1926, New York. Jazz. Flappers. Prohibition. It’s the roaring twenties but not as history remembers it. Coal-powered cars line the streets of Manhattan, while zeppelins and biplanes occupy the skies. And the US is locked in a bitter cold war with a British Empire that still covers half of the globe.
This is the alternate vision of the most opulent era of New York. A 1920s that provides the setting for Ghosts of Manhattan and Ghosts of War. It’s a darker version of history. One steeped in fantastical steampunk innovations and a dark undercurrent of supernatural treachery. Organized crime rules the streets, with speakeasies on every corner. And while a run-down police force battles mobsters and their protection rackets, the “Lost Generation” is drinking away the recent nightmares of the World War.
The United States finds itself locked in a diplomatic standoff with a British Empire who has only just buried Queen Victoria, her life artificially preserved to the age of 107. The hub of both the excesses and power of the states, New York stands as a gaudy beacon for a country trying to drown its troubles in illegal gin. It’s a society on the brink of destruction, where any low level crook could be the tipping balance into lawlessness and disorder.
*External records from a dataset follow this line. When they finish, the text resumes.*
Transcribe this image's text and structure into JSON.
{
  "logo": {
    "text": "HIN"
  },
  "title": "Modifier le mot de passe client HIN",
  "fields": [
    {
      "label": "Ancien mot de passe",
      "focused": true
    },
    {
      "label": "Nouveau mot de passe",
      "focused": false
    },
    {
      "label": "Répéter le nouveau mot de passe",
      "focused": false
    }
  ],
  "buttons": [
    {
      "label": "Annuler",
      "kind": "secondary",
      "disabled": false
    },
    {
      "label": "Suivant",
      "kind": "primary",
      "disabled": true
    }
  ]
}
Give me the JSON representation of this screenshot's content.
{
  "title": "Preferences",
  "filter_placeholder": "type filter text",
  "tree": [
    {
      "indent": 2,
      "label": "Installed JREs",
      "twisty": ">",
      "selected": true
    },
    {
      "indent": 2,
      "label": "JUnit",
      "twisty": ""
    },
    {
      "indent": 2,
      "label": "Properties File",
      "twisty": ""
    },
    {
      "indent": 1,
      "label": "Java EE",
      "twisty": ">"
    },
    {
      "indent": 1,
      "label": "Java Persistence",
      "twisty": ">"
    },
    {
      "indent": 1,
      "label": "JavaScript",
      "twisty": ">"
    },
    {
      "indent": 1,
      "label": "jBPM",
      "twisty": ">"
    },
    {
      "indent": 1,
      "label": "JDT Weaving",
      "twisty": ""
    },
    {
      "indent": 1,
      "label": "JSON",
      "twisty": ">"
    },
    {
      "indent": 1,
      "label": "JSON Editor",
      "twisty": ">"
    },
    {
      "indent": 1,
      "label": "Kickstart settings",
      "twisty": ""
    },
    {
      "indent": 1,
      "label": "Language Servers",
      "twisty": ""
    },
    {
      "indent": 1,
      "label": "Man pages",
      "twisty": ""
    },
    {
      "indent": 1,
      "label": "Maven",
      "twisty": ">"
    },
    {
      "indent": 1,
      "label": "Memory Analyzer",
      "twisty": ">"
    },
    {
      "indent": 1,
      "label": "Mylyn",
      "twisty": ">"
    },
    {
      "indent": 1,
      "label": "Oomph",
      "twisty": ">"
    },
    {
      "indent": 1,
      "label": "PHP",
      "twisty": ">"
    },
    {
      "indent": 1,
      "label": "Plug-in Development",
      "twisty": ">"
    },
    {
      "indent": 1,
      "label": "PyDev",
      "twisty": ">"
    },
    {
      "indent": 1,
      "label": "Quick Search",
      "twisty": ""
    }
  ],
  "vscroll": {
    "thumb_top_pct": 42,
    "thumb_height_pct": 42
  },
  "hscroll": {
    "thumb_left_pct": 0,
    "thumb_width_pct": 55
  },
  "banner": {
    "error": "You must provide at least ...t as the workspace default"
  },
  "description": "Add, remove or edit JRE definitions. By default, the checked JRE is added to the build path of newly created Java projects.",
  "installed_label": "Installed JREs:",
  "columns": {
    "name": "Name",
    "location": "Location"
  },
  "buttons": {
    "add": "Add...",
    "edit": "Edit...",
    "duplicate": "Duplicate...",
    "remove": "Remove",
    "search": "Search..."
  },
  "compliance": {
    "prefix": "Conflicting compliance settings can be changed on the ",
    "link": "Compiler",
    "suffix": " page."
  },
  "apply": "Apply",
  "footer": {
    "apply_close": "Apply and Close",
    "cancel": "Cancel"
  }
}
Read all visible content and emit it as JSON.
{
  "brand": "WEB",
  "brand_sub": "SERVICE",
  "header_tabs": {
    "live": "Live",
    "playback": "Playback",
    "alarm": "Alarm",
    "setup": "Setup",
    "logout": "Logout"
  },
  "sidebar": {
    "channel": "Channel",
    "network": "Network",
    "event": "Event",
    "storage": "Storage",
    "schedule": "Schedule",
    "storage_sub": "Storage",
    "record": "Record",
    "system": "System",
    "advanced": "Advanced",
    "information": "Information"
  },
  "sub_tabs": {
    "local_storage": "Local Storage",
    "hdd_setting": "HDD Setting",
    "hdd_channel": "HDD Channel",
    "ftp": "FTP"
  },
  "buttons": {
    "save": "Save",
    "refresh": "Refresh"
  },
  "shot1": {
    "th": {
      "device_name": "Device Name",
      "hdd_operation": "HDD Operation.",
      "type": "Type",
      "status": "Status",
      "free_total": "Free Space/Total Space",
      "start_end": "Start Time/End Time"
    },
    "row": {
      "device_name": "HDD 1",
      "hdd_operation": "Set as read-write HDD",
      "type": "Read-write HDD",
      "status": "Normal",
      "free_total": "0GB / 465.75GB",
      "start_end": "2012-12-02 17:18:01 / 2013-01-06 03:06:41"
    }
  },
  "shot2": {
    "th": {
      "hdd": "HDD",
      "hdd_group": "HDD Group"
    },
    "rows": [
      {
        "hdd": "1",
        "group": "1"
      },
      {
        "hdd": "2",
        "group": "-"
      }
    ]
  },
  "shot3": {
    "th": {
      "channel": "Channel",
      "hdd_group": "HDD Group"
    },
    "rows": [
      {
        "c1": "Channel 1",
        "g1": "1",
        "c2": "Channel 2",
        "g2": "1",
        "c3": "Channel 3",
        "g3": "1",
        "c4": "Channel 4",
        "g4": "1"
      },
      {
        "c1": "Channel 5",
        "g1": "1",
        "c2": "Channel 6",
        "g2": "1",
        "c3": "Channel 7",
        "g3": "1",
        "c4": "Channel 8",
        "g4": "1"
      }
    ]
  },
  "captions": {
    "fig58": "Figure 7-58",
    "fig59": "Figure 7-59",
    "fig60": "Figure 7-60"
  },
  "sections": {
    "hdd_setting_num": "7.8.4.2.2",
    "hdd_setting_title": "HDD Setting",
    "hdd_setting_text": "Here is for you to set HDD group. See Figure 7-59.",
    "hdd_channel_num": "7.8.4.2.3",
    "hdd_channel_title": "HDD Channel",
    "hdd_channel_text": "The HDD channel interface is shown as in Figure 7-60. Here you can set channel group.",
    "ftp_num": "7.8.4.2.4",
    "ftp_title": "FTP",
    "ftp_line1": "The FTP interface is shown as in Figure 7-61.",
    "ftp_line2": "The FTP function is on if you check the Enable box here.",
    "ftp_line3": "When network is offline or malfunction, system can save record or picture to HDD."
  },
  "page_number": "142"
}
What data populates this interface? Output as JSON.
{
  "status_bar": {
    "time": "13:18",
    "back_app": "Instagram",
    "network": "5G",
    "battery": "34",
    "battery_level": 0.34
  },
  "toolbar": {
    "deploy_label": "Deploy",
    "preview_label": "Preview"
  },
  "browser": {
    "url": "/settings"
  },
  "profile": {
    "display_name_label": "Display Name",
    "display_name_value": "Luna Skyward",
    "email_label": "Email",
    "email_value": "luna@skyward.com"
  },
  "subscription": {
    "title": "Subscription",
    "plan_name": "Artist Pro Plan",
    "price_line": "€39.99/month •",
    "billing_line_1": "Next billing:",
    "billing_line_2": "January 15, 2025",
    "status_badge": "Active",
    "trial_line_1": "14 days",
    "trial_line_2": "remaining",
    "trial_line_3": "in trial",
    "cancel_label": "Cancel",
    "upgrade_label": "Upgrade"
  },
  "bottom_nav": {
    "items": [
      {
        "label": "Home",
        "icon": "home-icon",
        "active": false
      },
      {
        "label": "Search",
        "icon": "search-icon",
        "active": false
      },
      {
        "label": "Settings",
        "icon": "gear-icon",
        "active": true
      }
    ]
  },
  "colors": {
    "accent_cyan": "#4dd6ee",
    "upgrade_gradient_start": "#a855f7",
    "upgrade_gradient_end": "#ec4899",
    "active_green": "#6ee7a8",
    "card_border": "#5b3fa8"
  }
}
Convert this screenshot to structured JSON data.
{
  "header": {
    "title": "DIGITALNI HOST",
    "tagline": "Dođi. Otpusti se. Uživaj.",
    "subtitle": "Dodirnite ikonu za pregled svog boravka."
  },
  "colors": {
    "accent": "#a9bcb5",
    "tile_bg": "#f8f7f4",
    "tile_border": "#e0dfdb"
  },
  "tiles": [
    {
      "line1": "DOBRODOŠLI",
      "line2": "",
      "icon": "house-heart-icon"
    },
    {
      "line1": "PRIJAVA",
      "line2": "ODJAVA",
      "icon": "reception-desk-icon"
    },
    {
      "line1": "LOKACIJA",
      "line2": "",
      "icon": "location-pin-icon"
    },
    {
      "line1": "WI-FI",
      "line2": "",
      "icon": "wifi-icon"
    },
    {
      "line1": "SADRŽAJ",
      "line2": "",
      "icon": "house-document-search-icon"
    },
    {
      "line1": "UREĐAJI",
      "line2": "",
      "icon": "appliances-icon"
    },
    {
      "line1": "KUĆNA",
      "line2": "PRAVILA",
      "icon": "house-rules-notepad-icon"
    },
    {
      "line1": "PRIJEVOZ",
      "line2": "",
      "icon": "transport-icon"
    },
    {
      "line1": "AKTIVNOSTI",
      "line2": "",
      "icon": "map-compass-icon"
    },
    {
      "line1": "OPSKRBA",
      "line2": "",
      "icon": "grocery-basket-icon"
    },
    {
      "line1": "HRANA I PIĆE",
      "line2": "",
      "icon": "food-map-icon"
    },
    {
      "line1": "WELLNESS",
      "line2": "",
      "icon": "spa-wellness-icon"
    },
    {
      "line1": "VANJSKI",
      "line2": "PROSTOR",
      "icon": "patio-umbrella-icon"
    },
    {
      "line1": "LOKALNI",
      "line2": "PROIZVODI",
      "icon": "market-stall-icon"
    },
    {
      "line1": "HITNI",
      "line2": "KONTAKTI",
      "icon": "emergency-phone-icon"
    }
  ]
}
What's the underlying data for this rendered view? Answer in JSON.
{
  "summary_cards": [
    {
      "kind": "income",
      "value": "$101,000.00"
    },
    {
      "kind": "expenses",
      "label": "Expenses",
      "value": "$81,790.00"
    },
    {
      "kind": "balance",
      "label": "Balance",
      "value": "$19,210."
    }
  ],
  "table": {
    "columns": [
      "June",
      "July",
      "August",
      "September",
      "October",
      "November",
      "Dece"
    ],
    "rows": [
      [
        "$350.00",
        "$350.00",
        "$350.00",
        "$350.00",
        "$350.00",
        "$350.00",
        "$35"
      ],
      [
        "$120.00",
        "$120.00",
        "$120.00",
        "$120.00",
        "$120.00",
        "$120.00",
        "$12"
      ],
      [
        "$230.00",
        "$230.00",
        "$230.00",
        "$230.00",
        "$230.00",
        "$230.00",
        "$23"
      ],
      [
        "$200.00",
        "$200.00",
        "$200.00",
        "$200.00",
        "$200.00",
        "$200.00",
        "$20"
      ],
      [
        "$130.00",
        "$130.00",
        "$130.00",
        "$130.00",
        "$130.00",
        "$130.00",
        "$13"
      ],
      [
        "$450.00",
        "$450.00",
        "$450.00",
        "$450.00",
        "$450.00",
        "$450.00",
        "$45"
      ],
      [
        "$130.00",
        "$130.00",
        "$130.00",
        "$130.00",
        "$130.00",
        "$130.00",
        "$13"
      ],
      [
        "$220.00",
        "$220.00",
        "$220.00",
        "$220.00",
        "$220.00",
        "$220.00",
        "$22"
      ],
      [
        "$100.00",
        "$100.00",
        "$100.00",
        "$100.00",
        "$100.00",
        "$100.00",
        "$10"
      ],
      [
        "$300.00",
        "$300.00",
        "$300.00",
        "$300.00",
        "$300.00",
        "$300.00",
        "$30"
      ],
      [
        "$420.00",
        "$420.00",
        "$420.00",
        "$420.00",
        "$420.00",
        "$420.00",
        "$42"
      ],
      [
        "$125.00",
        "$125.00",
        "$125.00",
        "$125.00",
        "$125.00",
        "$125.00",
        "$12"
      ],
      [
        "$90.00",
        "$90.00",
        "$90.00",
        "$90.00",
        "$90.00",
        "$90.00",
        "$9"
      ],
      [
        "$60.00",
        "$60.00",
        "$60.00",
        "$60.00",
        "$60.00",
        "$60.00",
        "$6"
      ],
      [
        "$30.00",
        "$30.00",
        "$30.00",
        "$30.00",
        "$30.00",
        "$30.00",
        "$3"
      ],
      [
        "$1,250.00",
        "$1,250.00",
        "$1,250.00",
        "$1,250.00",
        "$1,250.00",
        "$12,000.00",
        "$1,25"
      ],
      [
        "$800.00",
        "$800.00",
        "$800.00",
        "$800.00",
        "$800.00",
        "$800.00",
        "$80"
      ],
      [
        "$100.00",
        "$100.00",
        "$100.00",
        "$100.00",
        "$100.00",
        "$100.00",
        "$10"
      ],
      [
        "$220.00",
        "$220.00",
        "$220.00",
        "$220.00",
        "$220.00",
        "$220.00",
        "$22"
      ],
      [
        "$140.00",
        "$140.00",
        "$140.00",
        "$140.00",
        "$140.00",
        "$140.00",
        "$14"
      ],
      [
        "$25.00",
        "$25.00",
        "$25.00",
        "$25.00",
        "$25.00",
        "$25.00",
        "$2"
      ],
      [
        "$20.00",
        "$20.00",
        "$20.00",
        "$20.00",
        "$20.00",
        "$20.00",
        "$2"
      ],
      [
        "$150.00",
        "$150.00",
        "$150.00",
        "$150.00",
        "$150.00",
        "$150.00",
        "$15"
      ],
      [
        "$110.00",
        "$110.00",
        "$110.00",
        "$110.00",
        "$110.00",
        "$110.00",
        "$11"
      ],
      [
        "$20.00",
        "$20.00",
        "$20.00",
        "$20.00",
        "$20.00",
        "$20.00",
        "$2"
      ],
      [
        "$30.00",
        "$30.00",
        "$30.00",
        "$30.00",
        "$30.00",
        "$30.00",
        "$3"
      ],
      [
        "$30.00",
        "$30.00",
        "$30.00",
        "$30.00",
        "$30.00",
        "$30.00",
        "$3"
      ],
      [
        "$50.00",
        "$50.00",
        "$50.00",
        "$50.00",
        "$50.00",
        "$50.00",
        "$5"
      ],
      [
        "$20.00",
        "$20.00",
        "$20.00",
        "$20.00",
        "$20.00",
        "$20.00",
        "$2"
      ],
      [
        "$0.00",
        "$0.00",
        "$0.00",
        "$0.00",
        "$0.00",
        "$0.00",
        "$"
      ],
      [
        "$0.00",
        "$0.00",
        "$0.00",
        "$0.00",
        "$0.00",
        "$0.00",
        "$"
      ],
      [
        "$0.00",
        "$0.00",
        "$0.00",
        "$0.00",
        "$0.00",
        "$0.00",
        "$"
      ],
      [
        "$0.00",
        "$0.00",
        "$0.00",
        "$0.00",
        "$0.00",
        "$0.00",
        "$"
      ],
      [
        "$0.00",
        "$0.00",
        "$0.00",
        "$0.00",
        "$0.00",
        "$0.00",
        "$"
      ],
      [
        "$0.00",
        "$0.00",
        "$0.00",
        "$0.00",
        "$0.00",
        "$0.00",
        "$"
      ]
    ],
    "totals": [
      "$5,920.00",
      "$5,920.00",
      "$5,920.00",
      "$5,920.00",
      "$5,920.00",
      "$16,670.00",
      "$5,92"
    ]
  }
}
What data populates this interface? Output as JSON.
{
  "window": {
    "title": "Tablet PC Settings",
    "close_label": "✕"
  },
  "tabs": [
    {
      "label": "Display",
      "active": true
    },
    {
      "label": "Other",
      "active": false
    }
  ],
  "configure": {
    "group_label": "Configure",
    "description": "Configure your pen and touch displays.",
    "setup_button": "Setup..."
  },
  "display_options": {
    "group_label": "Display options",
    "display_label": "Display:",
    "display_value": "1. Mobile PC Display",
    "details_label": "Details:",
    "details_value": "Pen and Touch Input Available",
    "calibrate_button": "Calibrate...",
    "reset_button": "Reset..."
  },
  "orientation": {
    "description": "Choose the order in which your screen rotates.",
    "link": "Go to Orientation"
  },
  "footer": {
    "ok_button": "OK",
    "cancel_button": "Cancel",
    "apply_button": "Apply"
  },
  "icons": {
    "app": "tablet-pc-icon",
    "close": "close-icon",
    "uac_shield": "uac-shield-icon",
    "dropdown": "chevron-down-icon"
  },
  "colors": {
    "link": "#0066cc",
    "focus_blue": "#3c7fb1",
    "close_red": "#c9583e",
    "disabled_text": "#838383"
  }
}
- It’s a time in need of a hero.
- It’s a time in need of The Ghost.